--- Instructions to follow ---
Report each line from the listing that the string "consumer" appears in.
(Beginning of Supplied material)
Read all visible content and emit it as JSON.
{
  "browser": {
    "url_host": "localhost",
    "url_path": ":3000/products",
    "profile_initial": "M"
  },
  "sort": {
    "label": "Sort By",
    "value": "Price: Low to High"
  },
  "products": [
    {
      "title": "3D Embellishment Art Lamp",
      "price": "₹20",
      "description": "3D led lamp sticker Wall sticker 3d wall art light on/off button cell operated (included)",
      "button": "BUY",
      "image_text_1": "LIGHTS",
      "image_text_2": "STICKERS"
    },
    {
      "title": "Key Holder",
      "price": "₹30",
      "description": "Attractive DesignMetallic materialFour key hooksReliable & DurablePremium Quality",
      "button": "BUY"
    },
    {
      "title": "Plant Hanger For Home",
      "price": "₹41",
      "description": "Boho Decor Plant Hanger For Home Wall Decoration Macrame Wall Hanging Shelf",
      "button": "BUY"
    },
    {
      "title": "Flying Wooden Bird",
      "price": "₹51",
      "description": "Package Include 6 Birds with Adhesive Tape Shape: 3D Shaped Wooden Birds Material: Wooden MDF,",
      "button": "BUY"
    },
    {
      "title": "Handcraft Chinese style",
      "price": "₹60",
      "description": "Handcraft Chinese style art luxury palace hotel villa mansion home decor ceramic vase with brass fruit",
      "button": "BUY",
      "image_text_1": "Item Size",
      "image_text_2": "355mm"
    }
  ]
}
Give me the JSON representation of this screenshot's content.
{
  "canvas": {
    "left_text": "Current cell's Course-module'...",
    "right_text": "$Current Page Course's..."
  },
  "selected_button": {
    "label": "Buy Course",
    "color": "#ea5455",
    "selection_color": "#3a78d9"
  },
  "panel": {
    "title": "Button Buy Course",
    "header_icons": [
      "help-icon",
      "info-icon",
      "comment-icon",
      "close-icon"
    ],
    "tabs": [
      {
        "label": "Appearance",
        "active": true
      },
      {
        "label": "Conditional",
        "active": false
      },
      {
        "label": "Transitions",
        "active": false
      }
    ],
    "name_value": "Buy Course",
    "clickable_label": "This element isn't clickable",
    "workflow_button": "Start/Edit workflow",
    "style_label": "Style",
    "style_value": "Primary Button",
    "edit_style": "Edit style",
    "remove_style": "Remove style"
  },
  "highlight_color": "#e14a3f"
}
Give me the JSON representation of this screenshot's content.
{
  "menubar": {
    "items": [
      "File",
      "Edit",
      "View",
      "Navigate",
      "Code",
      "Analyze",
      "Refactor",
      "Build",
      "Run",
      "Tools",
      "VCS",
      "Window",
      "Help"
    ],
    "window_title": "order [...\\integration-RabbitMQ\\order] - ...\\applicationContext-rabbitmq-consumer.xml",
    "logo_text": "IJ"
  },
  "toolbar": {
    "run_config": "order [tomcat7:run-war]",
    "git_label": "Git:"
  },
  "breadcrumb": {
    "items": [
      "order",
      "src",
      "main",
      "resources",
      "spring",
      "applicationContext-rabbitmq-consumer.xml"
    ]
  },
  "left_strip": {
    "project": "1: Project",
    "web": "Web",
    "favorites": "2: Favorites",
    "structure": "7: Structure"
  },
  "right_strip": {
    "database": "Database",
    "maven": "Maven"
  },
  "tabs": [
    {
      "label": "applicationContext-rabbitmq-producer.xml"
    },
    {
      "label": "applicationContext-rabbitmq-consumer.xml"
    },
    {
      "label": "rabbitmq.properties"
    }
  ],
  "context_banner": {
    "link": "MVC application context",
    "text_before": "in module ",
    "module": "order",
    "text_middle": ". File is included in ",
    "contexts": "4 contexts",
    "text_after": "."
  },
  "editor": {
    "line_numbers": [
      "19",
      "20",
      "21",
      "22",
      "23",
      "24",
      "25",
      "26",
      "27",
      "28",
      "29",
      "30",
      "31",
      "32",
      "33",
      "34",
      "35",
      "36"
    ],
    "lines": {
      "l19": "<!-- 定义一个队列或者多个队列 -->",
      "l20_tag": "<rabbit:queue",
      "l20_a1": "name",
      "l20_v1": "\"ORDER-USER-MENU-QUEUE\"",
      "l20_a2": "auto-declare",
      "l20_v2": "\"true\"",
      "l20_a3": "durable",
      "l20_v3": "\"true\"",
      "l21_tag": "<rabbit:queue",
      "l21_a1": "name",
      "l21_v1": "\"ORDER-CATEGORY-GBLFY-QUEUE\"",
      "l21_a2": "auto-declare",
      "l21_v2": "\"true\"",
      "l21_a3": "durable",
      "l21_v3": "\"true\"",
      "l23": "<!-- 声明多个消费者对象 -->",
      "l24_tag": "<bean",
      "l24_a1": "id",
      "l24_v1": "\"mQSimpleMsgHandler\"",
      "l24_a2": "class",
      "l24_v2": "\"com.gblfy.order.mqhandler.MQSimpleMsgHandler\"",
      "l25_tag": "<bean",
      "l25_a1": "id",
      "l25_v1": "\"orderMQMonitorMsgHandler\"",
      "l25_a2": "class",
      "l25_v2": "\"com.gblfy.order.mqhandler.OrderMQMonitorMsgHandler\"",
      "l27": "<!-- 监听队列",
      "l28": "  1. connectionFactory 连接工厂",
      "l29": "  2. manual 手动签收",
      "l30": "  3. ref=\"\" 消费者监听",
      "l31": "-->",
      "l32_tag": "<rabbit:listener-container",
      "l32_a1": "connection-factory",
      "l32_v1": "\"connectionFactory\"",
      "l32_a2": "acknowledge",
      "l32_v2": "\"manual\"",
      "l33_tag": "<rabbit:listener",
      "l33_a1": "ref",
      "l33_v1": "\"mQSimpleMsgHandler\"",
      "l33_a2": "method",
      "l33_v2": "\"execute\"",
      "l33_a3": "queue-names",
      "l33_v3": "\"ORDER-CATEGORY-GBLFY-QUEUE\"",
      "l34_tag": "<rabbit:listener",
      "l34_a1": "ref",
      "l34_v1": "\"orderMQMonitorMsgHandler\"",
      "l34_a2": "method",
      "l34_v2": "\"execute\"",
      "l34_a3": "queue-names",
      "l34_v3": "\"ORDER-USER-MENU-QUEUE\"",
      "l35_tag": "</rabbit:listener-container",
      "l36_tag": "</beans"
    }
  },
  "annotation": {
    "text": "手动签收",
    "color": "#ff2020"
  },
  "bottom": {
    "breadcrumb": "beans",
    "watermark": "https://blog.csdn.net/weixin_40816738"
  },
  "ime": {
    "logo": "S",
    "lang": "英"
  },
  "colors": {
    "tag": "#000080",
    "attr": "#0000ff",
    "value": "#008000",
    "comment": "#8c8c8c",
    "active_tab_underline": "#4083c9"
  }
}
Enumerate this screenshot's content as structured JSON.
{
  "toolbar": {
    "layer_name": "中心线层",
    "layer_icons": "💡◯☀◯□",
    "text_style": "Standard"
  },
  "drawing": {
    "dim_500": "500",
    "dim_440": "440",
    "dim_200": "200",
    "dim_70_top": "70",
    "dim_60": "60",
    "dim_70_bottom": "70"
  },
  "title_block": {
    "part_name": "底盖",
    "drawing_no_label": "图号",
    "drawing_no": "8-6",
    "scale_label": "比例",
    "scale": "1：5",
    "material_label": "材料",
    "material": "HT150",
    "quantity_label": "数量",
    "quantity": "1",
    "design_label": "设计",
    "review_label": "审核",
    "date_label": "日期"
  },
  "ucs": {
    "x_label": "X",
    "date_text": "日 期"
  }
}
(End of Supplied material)
--- Result ---
    "window_title": "order [...\\integration-RabbitMQ\\order] - ...\\applicationContext-rabbitmq-consumer.xml",
      "applicationContext-rabbitmq-consumer.xml"
      "label": "applicationContext-rabbitmq-consumer.xml"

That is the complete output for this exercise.